§ WHAT YOU HAVE TO DO:
Whenever a line in the entries below contains the string "favicon", copy that line.

§ Items listed in a dataset:
* * * * *

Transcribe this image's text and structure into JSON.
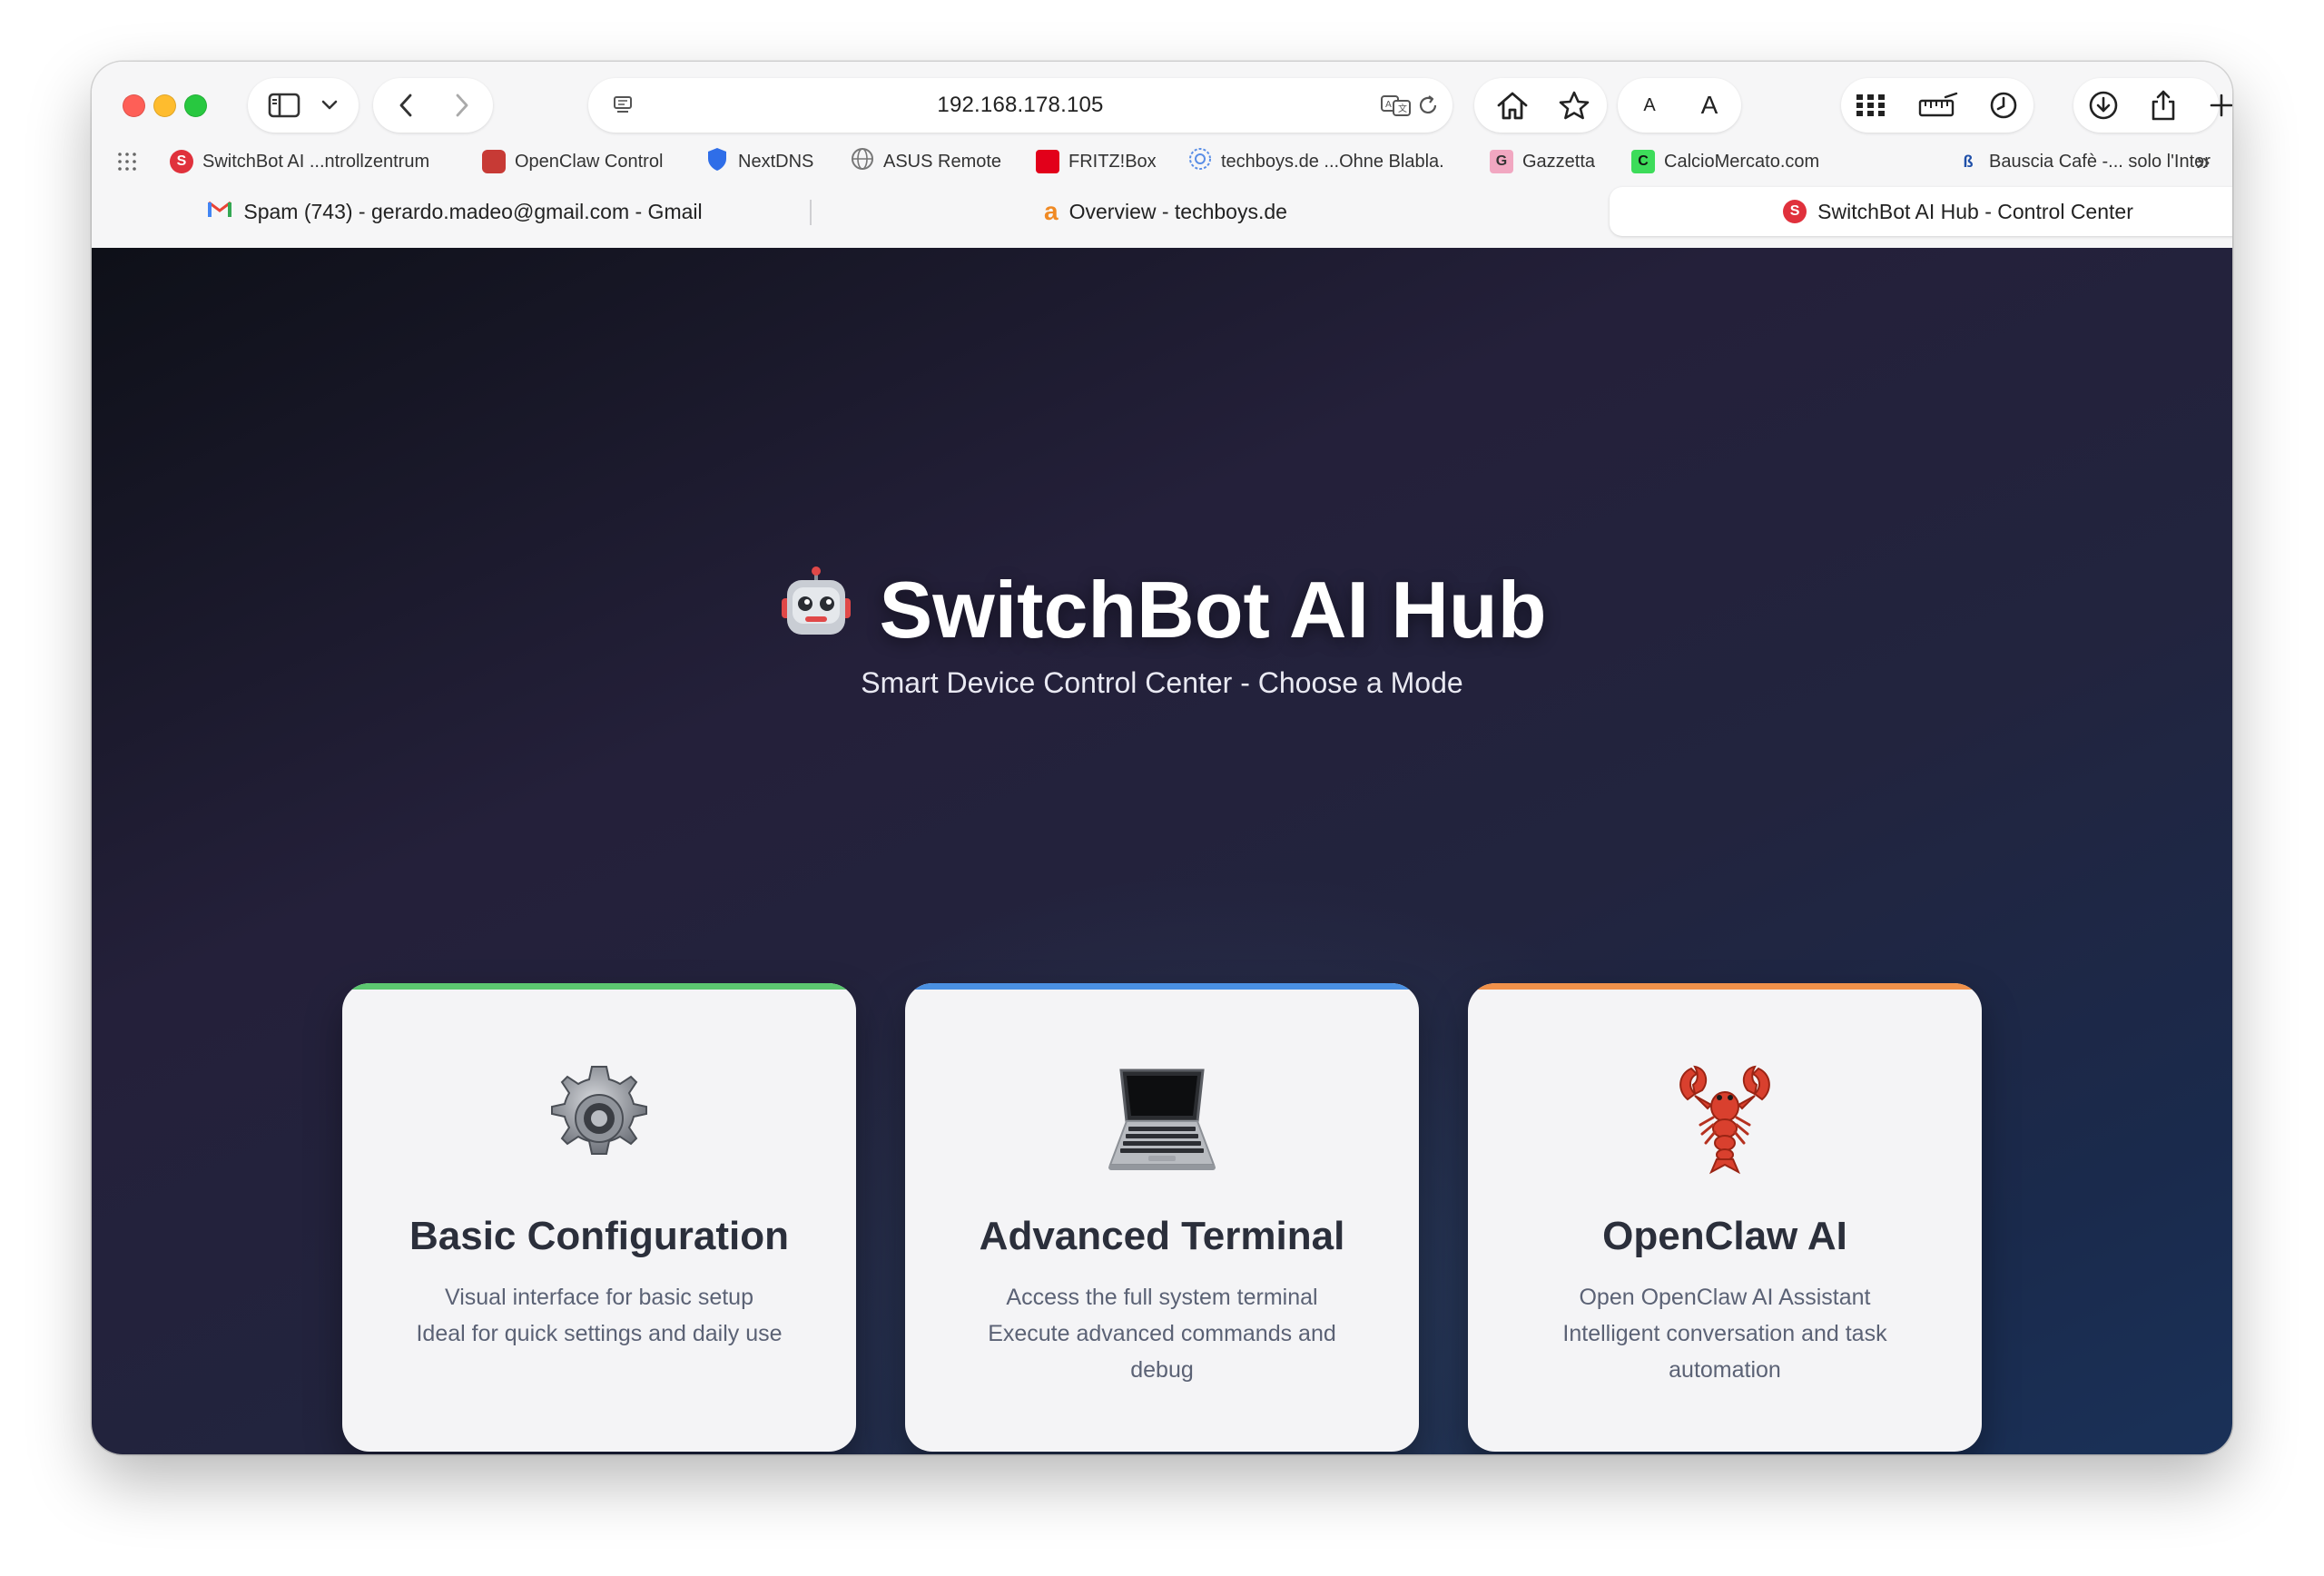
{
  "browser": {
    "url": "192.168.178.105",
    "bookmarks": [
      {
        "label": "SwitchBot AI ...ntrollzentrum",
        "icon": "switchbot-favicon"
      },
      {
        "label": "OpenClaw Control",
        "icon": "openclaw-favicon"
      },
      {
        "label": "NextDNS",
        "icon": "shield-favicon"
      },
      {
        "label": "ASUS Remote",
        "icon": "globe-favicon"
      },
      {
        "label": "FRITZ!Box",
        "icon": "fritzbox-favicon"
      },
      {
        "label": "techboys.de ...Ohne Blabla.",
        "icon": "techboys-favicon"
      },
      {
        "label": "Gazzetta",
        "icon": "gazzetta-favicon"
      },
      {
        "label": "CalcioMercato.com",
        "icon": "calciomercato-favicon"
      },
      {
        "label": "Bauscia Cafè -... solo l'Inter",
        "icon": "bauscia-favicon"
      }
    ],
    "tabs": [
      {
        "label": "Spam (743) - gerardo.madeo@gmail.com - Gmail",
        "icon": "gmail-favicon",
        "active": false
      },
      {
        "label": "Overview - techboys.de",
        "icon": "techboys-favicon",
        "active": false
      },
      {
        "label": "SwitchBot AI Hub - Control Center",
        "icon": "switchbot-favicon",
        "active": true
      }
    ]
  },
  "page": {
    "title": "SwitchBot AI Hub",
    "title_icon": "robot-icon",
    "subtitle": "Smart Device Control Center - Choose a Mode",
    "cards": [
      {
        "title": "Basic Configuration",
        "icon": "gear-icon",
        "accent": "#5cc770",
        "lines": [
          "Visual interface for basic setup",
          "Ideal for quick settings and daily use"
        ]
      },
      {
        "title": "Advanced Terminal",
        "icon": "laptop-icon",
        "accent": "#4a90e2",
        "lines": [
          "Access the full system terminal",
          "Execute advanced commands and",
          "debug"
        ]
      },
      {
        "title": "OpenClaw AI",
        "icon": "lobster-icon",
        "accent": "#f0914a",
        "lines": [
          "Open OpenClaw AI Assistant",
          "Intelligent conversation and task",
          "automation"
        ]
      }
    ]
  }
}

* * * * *

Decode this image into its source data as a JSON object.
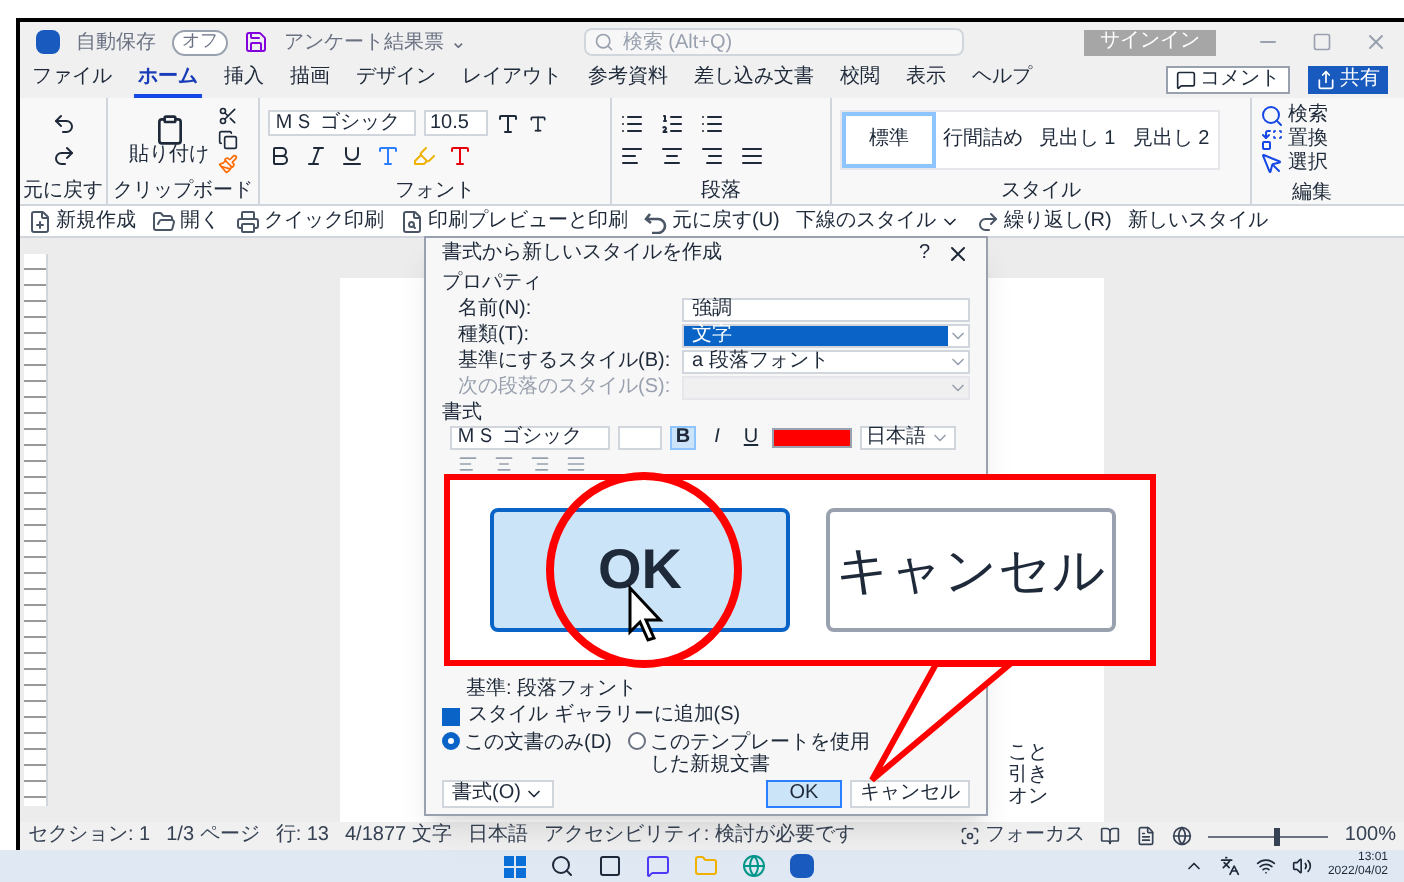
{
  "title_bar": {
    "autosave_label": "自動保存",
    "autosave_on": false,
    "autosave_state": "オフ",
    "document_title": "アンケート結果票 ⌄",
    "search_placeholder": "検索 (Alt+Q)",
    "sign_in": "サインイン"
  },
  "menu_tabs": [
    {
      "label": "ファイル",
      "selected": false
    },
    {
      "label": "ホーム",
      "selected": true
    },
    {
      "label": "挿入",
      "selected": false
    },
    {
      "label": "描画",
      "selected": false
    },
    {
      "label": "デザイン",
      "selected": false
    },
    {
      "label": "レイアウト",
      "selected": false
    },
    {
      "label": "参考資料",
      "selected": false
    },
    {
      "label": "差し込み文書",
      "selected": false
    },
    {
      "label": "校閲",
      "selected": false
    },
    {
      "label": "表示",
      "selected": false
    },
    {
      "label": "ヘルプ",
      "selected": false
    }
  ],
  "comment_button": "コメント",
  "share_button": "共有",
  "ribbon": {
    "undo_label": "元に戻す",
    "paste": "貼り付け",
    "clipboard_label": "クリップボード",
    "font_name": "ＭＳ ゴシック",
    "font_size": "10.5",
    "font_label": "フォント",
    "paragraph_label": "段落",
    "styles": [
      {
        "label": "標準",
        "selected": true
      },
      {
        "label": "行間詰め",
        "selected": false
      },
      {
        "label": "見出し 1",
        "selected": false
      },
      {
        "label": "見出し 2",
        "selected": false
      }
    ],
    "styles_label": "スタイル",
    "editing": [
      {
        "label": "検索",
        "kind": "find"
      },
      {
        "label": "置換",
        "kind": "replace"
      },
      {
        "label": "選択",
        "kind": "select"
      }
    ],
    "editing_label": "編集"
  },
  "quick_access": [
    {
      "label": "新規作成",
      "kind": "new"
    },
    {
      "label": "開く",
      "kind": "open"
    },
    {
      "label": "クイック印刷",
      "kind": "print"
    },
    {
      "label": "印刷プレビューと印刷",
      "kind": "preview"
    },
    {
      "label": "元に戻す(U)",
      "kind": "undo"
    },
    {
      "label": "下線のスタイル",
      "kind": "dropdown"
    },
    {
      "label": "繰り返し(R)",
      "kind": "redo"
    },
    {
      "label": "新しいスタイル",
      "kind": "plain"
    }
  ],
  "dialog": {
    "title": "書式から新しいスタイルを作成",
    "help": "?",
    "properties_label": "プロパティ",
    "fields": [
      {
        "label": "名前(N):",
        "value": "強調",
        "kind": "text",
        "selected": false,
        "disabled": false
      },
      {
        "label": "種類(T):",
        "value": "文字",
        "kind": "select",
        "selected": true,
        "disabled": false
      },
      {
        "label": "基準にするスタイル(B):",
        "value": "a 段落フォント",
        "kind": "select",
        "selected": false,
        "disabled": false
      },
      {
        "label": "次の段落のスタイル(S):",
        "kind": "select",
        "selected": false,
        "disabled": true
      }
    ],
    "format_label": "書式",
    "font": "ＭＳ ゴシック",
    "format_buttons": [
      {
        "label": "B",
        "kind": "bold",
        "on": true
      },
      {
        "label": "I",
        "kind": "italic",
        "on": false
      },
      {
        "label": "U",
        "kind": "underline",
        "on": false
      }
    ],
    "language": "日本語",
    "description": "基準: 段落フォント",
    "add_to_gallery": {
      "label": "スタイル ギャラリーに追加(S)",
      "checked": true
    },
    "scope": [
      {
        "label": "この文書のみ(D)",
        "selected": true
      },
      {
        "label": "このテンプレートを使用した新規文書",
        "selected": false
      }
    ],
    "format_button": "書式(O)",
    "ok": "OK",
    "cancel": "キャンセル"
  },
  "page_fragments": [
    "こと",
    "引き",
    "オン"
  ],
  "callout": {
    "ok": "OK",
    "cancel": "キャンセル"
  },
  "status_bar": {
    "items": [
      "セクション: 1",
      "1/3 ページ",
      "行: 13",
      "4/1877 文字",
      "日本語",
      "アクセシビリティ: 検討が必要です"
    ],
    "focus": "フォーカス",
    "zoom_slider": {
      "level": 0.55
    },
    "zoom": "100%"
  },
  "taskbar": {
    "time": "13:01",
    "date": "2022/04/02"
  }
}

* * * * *

§ WORKED SOLUTION:
        "icon": "switchbot-favicon"
        "icon": "openclaw-favicon"
        "icon": "shield-favicon"
        "icon": "globe-favicon"
        "icon": "fritzbox-favicon"
        "icon": "techboys-favicon"
        "icon": "gazzetta-favicon"
        "icon": "calciomercato-favicon"
        "icon": "bauscia-favicon"
        "icon": "gmail-favicon",
        "icon": "techboys-favicon",
        "icon": "switchbot-favicon",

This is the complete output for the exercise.